- PROMPT
Every record should be written out again in full, with no character altered.
── DATA SHOWN ──
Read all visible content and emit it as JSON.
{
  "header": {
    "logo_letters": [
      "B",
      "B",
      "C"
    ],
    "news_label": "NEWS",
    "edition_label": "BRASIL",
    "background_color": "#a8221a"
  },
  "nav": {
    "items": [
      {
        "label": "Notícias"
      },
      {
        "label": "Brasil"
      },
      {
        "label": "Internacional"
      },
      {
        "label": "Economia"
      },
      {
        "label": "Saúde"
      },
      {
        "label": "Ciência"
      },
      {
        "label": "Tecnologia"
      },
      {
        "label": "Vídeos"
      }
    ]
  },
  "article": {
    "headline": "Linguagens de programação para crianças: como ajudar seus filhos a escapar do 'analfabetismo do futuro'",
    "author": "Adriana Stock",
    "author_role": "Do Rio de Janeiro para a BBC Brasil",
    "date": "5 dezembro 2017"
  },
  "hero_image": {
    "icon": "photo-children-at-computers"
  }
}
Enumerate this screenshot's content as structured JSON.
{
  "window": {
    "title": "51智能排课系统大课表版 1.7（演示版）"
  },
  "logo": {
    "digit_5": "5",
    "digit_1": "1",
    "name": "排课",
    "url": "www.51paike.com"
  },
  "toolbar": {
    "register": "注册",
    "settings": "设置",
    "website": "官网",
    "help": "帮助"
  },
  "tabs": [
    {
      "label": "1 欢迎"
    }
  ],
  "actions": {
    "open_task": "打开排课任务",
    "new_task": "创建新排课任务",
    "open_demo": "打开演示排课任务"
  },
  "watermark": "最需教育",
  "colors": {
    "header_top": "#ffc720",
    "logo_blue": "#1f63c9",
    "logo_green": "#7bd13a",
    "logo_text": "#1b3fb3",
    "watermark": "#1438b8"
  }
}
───
- RESPONSE TO THIS TASK
Read all visible content and emit it as JSON.
{
  "header": {
    "logo_letters": [
      "B",
      "B",
      "C"
    ],
    "news_label": "NEWS",
    "edition_label": "BRASIL",
    "background_color": "#a8221a"
  },
  "nav": {
    "items": [
      {
        "label": "Notícias"
      },
      {
        "label": "Brasil"
      },
      {
        "label": "Internacional"
      },
      {
        "label": "Economia"
      },
      {
        "label": "Saúde"
      },
      {
        "label": "Ciência"
      },
      {
        "label": "Tecnologia"
      },
      {
        "label": "Vídeos"
      }
    ]
  },
  "article": {
    "headline": "Linguagens de programação para crianças: como ajudar seus filhos a escapar do 'analfabetismo do futuro'",
    "author": "Adriana Stock",
    "author_role": "Do Rio de Janeiro para a BBC Brasil",
    "date": "5 dezembro 2017"
  },
  "hero_image": {
    "icon": "photo-children-at-computers"
  }
}
Enumerate this screenshot's content as structured JSON.
{
  "window": {
    "title": "51智能排课系统大课表版 1.7（演示版）"
  },
  "logo": {
    "digit_5": "5",
    "digit_1": "1",
    "name": "排课",
    "url": "www.51paike.com"
  },
  "toolbar": {
    "register": "注册",
    "settings": "设置",
    "website": "官网",
    "help": "帮助"
  },
  "tabs": [
    {
      "label": "1 欢迎"
    }
  ],
  "actions": {
    "open_task": "打开排课任务",
    "new_task": "创建新排课任务",
    "open_demo": "打开演示排课任务"
  },
  "watermark": "最需教育",
  "colors": {
    "header_top": "#ffc720",
    "logo_blue": "#1f63c9",
    "logo_green": "#7bd13a",
    "logo_text": "#1b3fb3",
    "watermark": "#1438b8"
  }
}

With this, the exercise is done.